If you want "quick access" to the park, just drive on past the sign that tells you camping is allowed 'beyond this point.'  You'll be less than a mile from the highway, in easy reach of fuel, shopping, and plenty of noise pollution. We made the mistake of pulling off at the first fire pit rings we spotted coming in the 302 road. We had the folding chairs out, the awning unfurled, and a bit of firewood gathered in time for the noisy swarms to begin buzzing the camp. We aren't talking mosquitoes here, folks. These were big mechanical birds that give environmentalists fits: scenic helicopter flights. Apparently those first tempting campsites are right on the main flight line. We managed the noise for a little over an hour, hoping it might shift. It didn't, so we did.
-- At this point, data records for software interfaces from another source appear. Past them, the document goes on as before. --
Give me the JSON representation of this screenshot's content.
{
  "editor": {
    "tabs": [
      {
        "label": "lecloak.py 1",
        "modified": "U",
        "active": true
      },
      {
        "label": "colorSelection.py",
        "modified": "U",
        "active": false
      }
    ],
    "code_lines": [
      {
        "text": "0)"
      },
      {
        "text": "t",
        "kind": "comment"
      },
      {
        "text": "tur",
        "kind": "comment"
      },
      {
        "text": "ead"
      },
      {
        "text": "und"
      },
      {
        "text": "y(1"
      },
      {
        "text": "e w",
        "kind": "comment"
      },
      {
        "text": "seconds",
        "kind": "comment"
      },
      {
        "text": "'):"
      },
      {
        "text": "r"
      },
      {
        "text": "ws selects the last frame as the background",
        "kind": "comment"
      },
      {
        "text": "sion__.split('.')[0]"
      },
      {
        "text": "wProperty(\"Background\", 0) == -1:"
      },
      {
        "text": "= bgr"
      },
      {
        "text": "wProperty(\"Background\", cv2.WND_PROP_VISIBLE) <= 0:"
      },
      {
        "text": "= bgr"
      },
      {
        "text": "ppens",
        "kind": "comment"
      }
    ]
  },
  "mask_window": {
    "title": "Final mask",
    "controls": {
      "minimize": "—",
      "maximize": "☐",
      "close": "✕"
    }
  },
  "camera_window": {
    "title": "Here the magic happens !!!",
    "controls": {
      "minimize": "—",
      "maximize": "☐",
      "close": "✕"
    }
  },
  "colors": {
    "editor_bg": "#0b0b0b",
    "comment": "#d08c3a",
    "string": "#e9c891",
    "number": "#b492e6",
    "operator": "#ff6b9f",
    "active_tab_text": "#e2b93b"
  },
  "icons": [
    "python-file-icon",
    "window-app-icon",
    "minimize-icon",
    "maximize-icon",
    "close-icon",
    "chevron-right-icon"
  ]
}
Follow that main forest service road north, then follow it more as it bends east, and keep your eyes peeled. You'll find a variety of little pull-out spots heading off into the woods and meadows that make up this part of the Kaibab National Forest. We found ourselves seven miles east of Tusayan, in some of the quietest country we've landed in for a long time. Yes, a few vehicles run up and down the road, but compared to most places, it's like paradise restored.

We did find we had to take a little caution with the local wildlife. Our traveling houseplants were soon off the rig and out in the sun. Our hanging flower pots were in a famous place -- hanging off the roof access ladder. And my favorite pot of "Hen and Chicks" were soon installed on the ground under the hanging pots, all the better to catch the excess "runoff" water. But by Day Two, our little bit of paradise was likewise discovered by a wayward squirrel -- who discovered a whole new world of flavor in those succulent "Hen and Chicks." The Wife Unit thought the little marauding rodent was a gas as he selectively picked his way through my baby greens, but Mr. Squirrel was soon thwarted when the Hen and Chick family was relocated to the hood of the truck.

There are months of wonderful camping weather just ahead of us. Just be sure you keep your potted peonies secured from rodent rage!